If a record holds a picture, skip the picture but print everything else exactly.

Provided records:
----

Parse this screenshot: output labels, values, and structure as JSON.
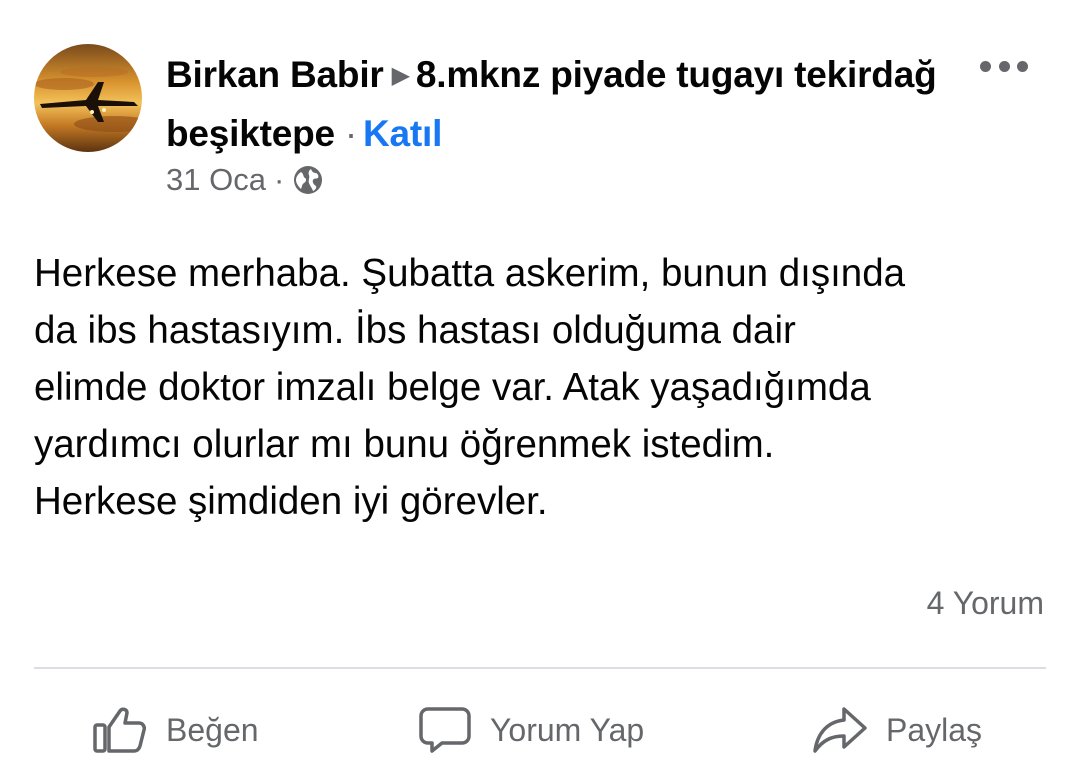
{
  "post": {
    "author": "Birkan Babir",
    "group": "8.mknz piyade tugayı tekirdağ beşiktepe",
    "join_label": "Katıl",
    "date": "31 Oca",
    "date_separator": "·",
    "audience_icon": "globe-icon",
    "more_icon": "more-options-icon",
    "body": "Herkese merhaba. Şubatta askerim, bunun dışında\nda ibs hastasıyım. İbs hastası olduğuma dair\nelimde doktor imzalı belge var.  Atak yaşadığımda\nyardımcı olurlar mı bunu öğrenmek istedim.\nHerkese şimdiden iyi görevler.",
    "comment_count": "4 Yorum"
  },
  "actions": {
    "like_label": "Beğen",
    "comment_label": "Yorum Yap",
    "share_label": "Paylaş"
  },
  "colors": {
    "link_blue": "#1877f2",
    "secondary_text": "#65676b",
    "primary_text": "#050505",
    "divider": "#dadde1"
  }
}
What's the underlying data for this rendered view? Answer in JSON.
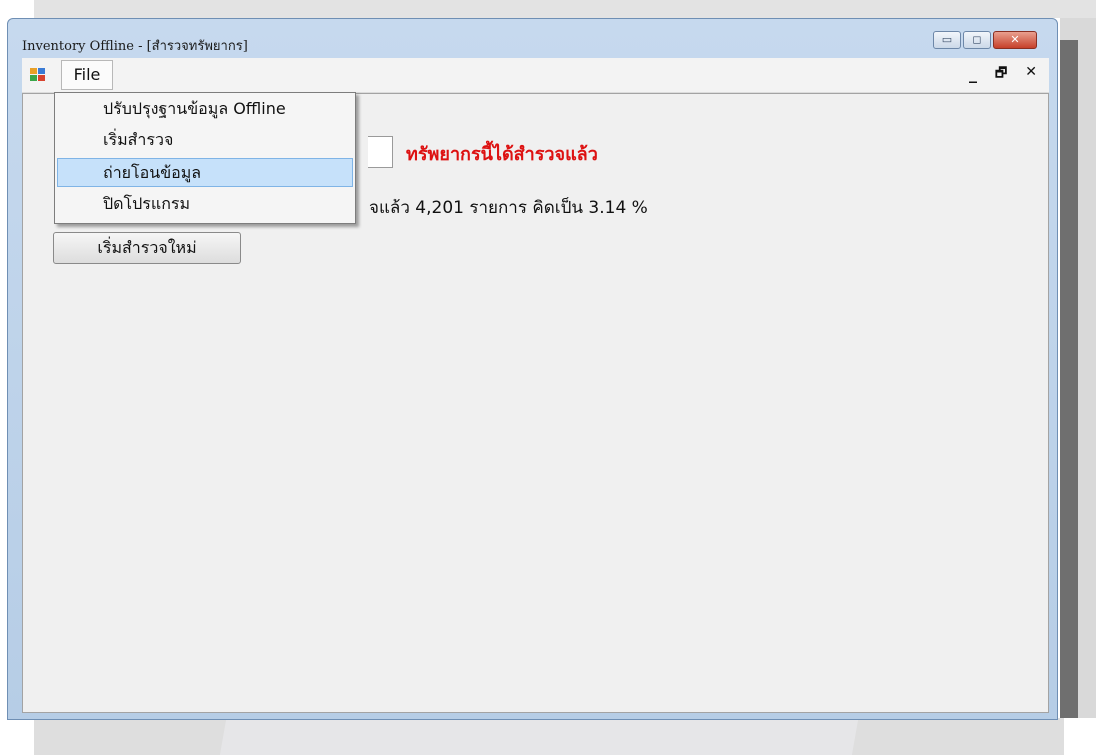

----

Solution for this task:
Parse this screenshot: output labels, values, and structure as JSON.
{
  "post": {
    "author": "Birkan Babir",
    "group": "8.mknz piyade tugayı tekirdağ beşiktepe",
    "join_label": "Katıl",
    "date": "31 Oca",
    "date_separator": "·",
    "audience_icon": "globe-icon",
    "more_icon": "more-options-icon",
    "body": "Herkese merhaba. Şubatta askerim, bunun dışında\nda ibs hastasıyım. İbs hastası olduğuma dair\nelimde doktor imzalı belge var.  Atak yaşadığımda\nyardımcı olurlar mı bunu öğrenmek istedim.\nHerkese şimdiden iyi görevler.",
    "comment_count": "4 Yorum"
  },
  "actions": {
    "like_label": "Beğen",
    "comment_label": "Yorum Yap",
    "share_label": "Paylaş"
  },
  "colors": {
    "link_blue": "#1877f2",
    "secondary_text": "#65676b",
    "primary_text": "#050505",
    "divider": "#dadde1"
  }
}
What's the underlying data for this rendered view? Answer in JSON.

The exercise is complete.